Problem requirements:
The required result is a copy of each line below in which "icon" appears.

═══ Available data

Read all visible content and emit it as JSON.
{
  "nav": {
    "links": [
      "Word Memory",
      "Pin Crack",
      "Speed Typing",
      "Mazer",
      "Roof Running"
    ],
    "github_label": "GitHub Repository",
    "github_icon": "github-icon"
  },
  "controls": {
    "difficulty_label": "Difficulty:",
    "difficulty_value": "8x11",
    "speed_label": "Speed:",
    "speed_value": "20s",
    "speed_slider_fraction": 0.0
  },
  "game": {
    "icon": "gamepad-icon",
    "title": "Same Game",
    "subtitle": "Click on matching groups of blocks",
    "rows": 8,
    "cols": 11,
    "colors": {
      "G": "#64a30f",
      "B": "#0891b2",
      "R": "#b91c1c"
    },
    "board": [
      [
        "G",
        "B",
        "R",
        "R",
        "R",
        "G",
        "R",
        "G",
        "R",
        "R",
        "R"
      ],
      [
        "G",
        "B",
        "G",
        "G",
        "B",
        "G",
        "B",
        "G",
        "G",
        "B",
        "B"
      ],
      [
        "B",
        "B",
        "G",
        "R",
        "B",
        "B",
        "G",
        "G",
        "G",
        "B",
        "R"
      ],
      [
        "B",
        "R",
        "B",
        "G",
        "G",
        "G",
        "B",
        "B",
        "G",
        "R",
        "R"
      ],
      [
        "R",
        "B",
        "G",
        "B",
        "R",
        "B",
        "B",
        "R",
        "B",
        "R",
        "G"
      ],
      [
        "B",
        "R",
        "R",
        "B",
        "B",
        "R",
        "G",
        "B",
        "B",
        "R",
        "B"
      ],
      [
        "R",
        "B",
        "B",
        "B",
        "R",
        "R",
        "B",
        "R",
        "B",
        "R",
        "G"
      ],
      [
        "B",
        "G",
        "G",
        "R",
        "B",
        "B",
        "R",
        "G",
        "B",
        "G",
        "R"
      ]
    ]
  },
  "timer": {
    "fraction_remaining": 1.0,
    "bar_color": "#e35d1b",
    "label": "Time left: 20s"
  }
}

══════

Written answer:
    "github_icon": "github-icon"
    "icon": "gamepad-icon",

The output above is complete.